The Thousand and One Nights: Abridged, Restructured, but Ever Lasting
You may have read the story many times; you may have even watched the live-action movie or animated film, but only a few have been able to discern the unique traits inherent in The Thousand and One Nights. Willis G. Regier, a writer for World Literature Today, wrote that “the Nights has been read, admired, studied, illustrated, adapted for the stage, and Disneyfied” (321). The traits that I would like you to remember are how I used interruption to structure the story and how I implemented love within the stories to help me win back King Shahrayar’s trust and pacify his fear of psychosexual replacement.
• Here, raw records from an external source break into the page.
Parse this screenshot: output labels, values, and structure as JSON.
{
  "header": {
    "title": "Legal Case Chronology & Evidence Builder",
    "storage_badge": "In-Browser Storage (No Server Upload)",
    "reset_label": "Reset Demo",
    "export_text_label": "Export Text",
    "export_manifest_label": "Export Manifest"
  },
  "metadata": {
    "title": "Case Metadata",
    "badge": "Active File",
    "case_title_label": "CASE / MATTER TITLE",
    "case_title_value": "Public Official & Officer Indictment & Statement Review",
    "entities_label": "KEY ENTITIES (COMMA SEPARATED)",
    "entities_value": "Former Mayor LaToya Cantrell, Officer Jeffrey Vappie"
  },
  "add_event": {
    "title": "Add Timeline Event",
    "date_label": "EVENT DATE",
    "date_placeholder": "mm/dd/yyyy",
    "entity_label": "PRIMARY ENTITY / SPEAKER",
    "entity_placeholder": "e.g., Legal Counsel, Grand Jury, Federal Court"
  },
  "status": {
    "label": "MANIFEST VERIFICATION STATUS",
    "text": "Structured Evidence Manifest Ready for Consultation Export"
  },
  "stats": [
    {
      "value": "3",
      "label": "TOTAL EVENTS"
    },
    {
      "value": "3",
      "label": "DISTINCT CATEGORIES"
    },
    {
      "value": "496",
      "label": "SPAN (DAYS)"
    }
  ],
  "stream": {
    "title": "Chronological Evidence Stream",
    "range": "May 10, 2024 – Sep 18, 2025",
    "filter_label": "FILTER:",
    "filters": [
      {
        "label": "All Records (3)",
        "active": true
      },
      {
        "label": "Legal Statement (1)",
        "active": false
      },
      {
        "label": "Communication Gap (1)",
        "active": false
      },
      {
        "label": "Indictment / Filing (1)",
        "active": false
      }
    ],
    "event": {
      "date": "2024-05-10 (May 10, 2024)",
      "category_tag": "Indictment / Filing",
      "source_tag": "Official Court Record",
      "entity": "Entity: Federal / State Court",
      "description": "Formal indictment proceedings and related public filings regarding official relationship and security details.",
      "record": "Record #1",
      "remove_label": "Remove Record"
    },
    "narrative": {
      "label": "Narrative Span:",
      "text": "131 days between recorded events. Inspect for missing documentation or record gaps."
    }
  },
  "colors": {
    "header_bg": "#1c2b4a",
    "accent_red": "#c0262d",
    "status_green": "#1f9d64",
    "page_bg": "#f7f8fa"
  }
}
While telling the king stories of grandeur and impossibility, I snuck in little snippets of truth and morality. Richard Burton, once said, “Without the nights, no Arabian nights,” by which he meant that in dividing the story into separate evenings it was given structure and without that structure The Arabian Nights would be no more than a collection of short stories (qtd. in Van Leeuwen 183). Burton could not have been any more correct. However, I would also like to point out that without the nights themselves, my own story would have ended long before the king changed his mind in the case of my death sentence. Structure in a story like The Arabian Nights is like the branches of a tree that bears fruit; not every branch will produce the fruit, but all the branches will have leaves to help collect the energy to make the fruit. In the same way that a tree bears its fruit, my mini-stories bear the fruit of change within King Shahrayar’s heart. Through my stories, I was able to help the king reclaim some of the hope, understanding, and even love that he had once lost because of his unfaithful wife. I also showed him that women could yet be good and kind, faithful and true, and be intelligent without the wickedness which so many other storytellers have been unwilling to show over the centuries. Van Leeuwen wrote an excellent article that mentions how odd it must seem in my breaking up the stories with the nights, but he also says that by breaking them up I multiplied the dimensions and meanings within the stories themselves and gave a kind of fluidity to the whole thing. I like Van Leeuwen’s interpretation of my actions. He describes the most basic interruption as the break between the fantasy world of the stories that I tell and the world of the frame story in which I, myself, take part. Incidentally, he did his homework on the subject. During that time it was quite usual for my people to use frame stories in order to create a more profound and comprehensive anthology. In using these frame stories, rather than teaching a lesson directly to the listener, we can teach vicariously through the understanding of the frame story’s characters’ understandings. When I decided to try and save the rest of the kingdom’s women from our vengeful king I knew that a direct approach would never work, so I had to drop him coy little hints in the form of fairytales, bedtime stories, and religious parables and sayings. Although a king be a foolish man, it doesn’t make him less of a king, it just means he is less of a man. So, using the art of interruptive story telling has been around for a very long time, even long before my own time, but Van Leeuwen has a much better grasp on the many useful techniques that using frame stories and interruptive techniques can yield as well as how they help to structure a story by allowing intervals between different perspectives. Van Leeuwen also describes how the stories that I told King Shahrayar could be directly related to the frame story in which he experiences so many wrongs on behalf of women. My poor husband was practically raped by a woman being held captive by a demon, he was cheated on in his own home by his wife and a common servant, and he watched as his brother...